What to do: For the entries that follow, state how many lines include the word "this", giving the number and nothing else.

Data records:
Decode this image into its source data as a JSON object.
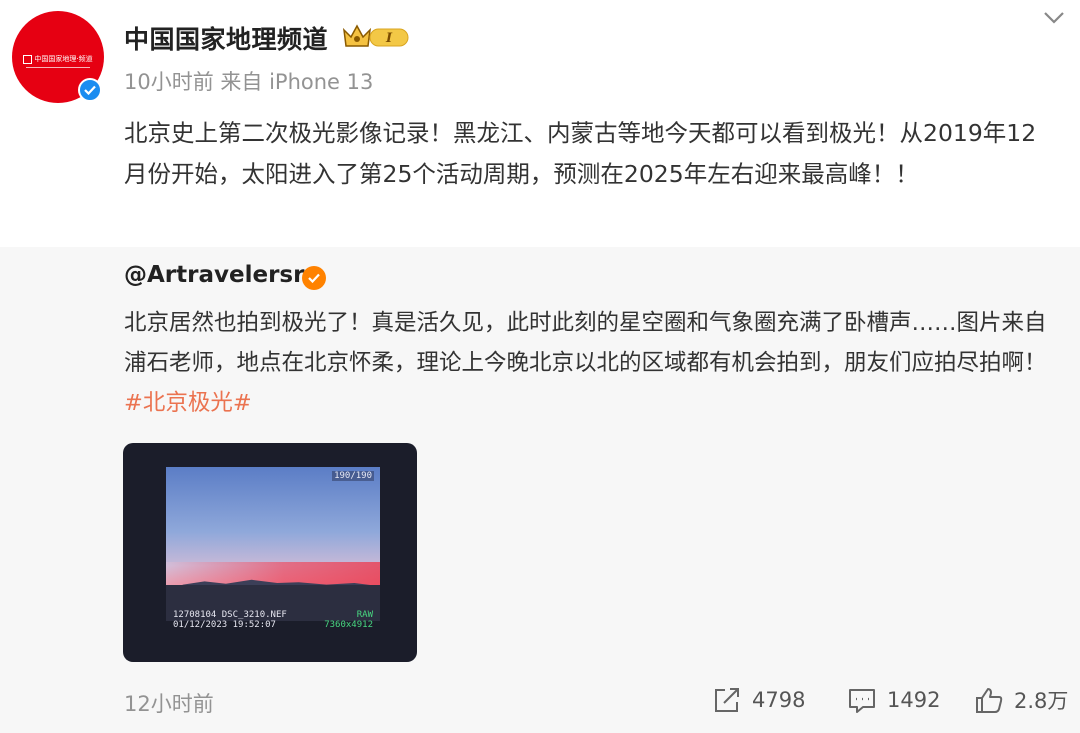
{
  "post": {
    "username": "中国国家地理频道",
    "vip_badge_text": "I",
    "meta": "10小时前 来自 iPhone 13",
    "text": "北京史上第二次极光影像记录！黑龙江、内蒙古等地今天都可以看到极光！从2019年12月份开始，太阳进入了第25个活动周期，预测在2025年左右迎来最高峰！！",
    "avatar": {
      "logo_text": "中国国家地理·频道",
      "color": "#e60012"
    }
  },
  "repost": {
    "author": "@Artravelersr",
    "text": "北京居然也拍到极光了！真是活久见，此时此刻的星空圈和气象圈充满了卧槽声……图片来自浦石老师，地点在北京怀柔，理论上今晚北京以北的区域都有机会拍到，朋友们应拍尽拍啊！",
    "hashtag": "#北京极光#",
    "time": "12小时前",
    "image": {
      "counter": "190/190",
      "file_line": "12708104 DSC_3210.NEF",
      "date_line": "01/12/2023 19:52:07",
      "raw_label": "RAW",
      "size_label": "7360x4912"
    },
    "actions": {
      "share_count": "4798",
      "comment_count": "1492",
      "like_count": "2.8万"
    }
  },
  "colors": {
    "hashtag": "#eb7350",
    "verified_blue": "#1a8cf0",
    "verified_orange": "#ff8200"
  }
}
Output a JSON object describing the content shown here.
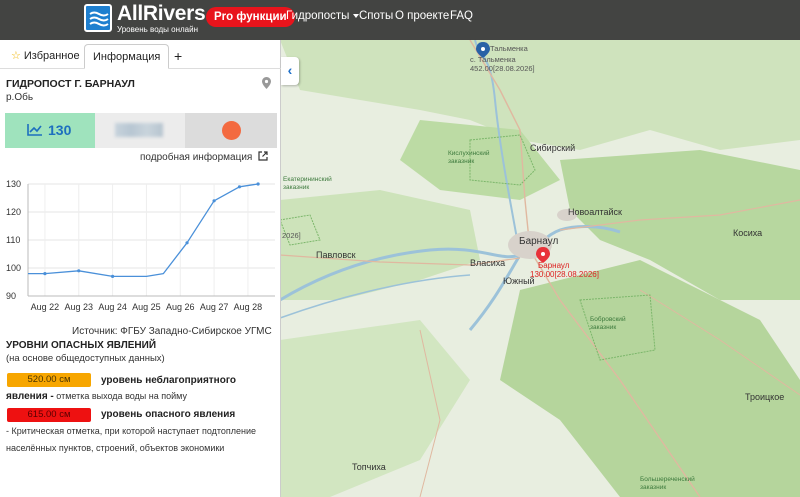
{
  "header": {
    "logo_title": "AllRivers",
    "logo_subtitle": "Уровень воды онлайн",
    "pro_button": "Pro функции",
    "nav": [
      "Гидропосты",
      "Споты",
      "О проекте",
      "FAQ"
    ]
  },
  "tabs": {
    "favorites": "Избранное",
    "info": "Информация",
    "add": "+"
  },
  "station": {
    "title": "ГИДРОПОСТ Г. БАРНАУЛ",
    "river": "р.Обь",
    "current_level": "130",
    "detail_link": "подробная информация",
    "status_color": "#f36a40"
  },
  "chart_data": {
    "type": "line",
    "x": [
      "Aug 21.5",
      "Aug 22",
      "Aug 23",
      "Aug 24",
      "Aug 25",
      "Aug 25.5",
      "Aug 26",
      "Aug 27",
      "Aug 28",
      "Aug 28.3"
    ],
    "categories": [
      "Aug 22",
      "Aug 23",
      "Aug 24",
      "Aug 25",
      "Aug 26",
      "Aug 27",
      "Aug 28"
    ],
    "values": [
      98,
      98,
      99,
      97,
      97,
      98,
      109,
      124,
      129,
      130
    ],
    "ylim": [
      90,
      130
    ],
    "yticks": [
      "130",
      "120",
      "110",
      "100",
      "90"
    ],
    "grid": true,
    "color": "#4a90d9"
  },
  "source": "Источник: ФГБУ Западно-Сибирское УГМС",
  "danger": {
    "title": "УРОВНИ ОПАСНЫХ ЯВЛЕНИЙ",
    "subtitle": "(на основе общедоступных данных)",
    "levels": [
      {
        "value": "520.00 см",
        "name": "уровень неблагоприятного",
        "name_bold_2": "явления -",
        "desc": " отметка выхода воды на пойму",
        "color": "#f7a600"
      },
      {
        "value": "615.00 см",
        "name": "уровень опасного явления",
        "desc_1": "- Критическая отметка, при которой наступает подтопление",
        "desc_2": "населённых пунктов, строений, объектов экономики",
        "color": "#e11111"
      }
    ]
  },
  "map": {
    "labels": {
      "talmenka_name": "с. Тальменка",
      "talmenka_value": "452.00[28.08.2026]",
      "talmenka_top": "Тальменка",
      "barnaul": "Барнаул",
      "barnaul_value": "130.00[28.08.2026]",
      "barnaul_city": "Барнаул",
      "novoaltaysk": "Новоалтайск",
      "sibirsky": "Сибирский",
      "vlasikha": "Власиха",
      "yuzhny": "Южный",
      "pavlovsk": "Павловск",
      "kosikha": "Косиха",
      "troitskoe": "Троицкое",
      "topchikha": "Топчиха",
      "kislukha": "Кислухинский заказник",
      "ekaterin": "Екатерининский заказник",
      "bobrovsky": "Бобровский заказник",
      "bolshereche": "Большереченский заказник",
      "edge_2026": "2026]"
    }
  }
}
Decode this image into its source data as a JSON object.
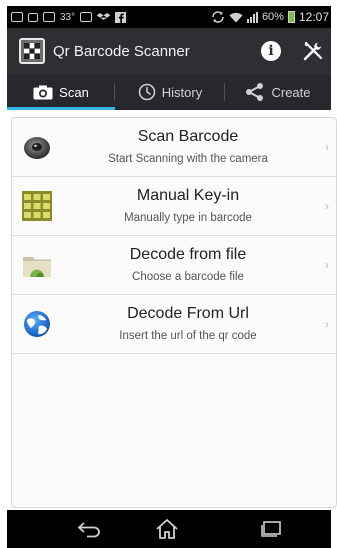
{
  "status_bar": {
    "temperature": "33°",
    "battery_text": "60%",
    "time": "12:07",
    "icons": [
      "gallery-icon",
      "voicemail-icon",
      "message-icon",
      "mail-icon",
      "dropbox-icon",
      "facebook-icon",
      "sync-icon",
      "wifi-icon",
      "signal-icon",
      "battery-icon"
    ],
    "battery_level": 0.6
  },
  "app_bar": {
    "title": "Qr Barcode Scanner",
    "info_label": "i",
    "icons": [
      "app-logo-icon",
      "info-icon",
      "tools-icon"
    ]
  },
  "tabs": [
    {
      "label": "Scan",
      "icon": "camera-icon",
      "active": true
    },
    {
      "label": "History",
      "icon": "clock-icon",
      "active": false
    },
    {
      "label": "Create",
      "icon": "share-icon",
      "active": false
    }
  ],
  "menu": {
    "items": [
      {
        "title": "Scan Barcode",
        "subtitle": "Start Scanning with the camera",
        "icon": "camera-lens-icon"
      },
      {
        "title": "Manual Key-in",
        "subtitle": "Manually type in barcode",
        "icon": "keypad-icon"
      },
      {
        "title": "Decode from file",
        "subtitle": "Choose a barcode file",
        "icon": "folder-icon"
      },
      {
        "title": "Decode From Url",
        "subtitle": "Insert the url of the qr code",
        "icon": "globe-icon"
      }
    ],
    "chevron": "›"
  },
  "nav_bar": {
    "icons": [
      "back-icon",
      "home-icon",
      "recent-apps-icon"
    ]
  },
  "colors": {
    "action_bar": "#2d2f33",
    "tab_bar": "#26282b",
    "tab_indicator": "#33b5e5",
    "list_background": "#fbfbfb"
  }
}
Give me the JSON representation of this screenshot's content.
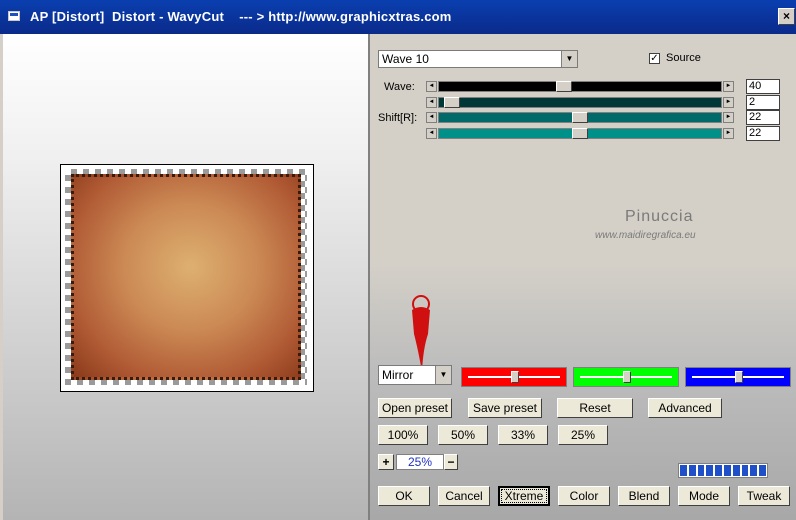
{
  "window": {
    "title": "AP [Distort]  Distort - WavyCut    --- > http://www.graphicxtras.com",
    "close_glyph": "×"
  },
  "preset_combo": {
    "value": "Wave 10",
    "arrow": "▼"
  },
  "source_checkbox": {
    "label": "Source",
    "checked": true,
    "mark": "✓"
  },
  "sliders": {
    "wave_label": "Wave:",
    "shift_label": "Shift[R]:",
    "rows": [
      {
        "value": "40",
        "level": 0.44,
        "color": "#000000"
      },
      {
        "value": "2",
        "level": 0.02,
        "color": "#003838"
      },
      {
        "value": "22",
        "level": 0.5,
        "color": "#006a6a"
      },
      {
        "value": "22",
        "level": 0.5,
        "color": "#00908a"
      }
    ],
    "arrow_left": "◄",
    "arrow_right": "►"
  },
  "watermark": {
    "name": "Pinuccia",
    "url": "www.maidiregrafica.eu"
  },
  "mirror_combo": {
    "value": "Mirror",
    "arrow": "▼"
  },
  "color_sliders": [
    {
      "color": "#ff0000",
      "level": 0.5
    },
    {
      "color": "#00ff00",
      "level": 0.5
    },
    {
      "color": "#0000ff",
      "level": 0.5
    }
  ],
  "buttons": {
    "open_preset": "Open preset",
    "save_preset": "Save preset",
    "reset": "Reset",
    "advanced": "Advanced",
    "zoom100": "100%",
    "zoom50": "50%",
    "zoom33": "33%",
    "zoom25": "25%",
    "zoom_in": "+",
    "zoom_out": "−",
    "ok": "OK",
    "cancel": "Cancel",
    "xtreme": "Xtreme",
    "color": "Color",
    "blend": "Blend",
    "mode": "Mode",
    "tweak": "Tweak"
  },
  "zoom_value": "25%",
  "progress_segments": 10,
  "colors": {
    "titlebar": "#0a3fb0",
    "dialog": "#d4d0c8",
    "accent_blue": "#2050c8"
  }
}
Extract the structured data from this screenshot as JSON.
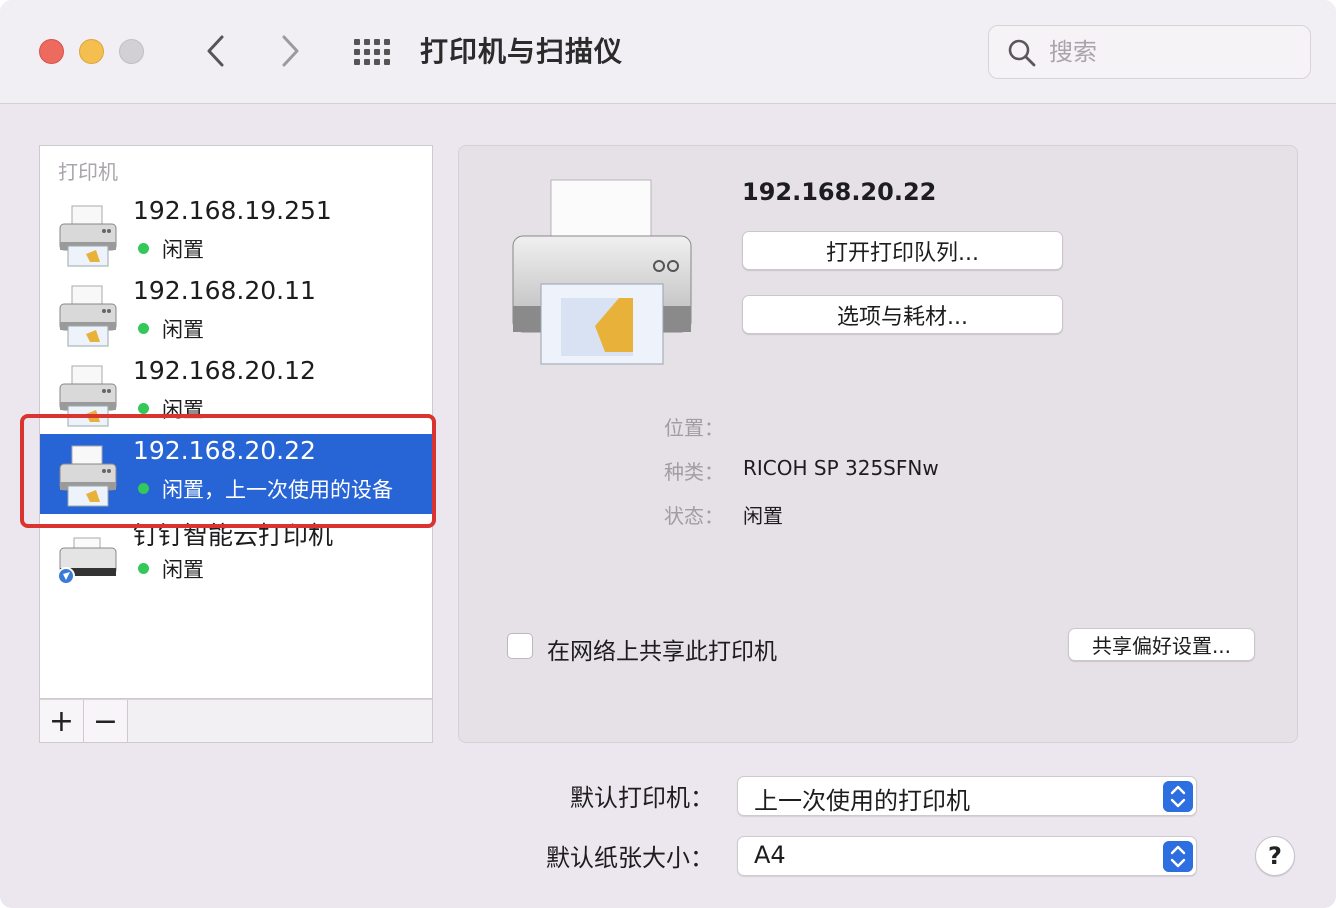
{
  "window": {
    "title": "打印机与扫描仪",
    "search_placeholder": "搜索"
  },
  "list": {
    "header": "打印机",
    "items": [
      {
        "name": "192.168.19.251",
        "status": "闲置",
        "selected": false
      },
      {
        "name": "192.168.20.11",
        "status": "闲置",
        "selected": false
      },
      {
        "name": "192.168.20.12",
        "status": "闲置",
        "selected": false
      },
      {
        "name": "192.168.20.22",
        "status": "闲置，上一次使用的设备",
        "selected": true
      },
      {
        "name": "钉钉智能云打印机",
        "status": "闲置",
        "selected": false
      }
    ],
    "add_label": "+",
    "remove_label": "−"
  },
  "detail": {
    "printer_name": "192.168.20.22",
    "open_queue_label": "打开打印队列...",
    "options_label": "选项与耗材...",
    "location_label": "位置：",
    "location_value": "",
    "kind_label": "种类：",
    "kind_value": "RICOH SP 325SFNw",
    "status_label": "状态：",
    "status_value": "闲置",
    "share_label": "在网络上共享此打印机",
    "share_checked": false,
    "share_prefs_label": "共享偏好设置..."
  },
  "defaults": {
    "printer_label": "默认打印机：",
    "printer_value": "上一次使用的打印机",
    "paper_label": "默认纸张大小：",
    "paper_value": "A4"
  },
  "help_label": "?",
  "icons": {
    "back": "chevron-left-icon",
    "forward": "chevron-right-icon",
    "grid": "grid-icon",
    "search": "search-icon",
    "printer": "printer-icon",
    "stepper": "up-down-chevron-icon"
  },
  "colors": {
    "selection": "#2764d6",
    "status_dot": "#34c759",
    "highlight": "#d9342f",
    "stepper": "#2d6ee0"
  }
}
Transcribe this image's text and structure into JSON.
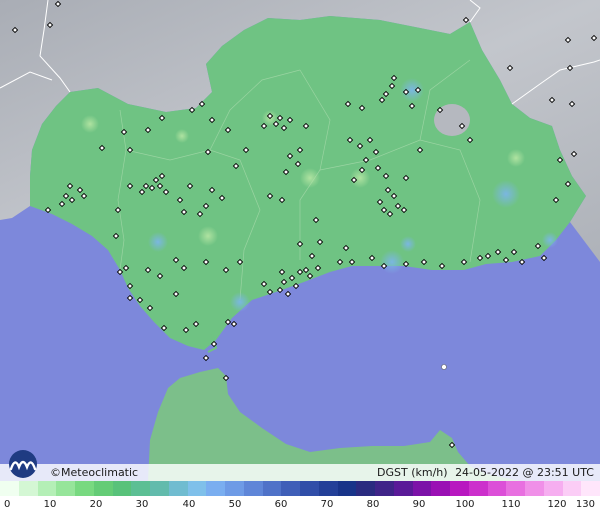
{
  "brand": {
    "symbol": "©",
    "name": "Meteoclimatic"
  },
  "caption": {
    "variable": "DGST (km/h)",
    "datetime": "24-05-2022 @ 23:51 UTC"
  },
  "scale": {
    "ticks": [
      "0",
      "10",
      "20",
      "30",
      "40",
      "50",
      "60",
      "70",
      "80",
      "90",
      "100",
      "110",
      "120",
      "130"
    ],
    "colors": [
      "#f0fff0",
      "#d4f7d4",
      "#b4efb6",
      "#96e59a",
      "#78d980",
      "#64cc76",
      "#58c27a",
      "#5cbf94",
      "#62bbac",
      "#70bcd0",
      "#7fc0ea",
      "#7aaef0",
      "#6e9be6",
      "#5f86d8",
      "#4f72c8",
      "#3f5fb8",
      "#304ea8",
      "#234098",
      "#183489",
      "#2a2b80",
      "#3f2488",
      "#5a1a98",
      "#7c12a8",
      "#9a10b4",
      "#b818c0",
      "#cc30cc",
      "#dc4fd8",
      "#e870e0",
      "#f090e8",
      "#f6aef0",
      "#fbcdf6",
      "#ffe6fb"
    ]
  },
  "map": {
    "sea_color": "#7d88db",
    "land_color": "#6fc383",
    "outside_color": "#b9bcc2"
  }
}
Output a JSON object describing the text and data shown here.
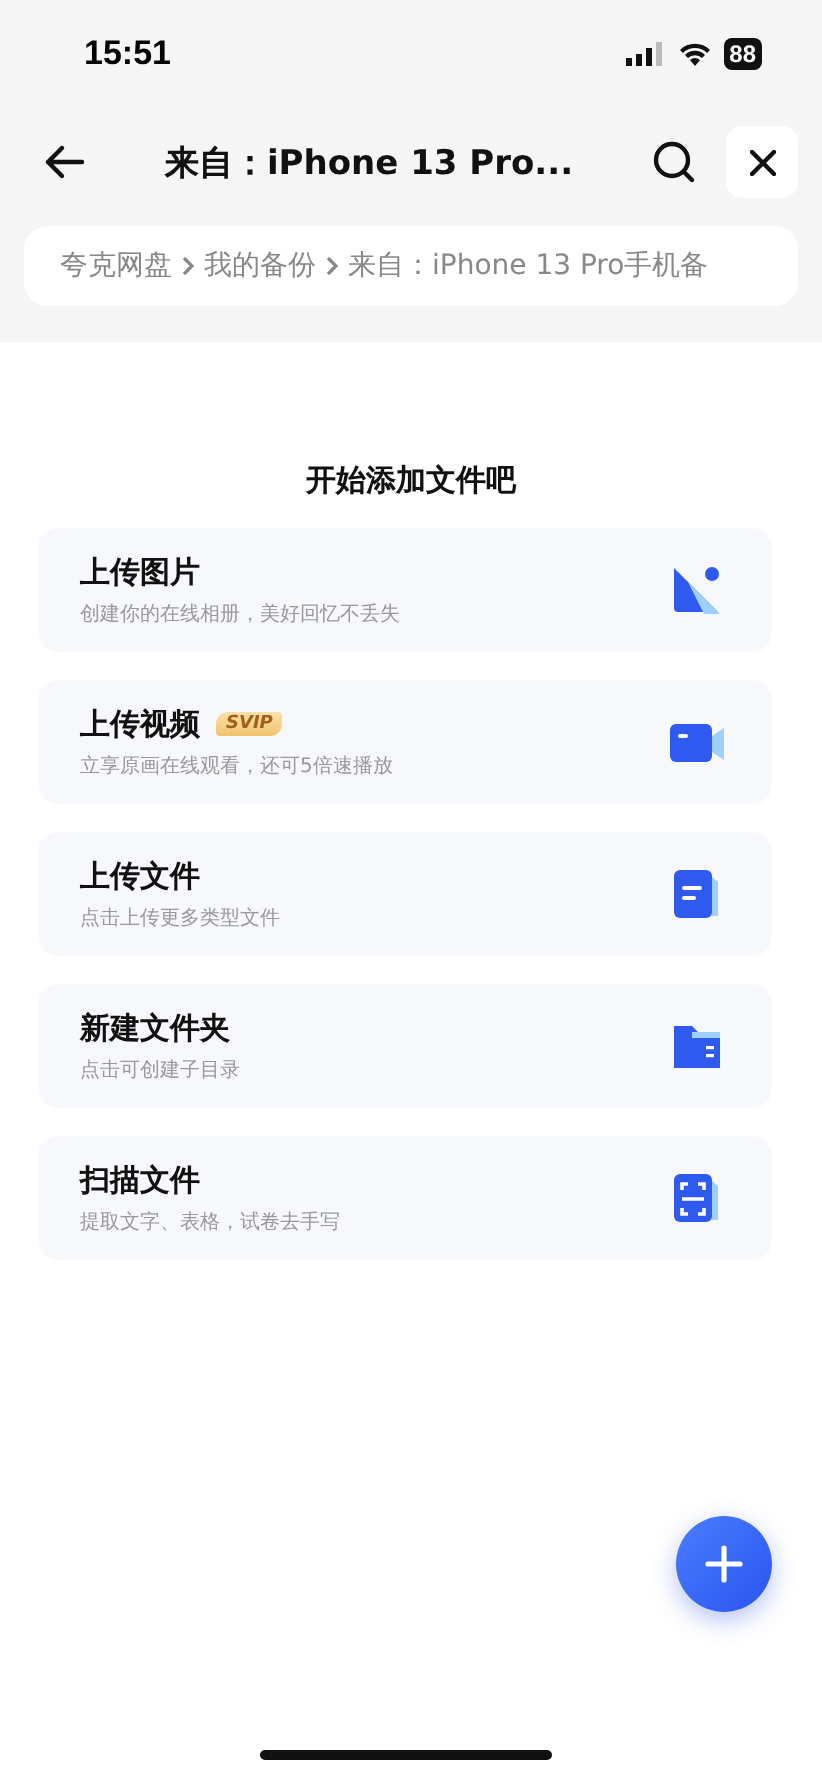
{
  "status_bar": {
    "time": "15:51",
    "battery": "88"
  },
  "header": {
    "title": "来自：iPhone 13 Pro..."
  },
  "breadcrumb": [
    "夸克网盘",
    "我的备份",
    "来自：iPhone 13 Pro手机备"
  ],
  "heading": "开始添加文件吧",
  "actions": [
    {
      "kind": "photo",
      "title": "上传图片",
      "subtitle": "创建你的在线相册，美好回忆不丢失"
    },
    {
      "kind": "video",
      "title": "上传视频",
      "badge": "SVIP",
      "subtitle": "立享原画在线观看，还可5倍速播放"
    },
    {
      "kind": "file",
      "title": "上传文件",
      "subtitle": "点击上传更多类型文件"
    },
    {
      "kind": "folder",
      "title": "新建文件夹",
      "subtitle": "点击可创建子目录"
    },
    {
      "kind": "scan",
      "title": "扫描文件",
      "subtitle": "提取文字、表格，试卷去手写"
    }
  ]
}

Answer section: 5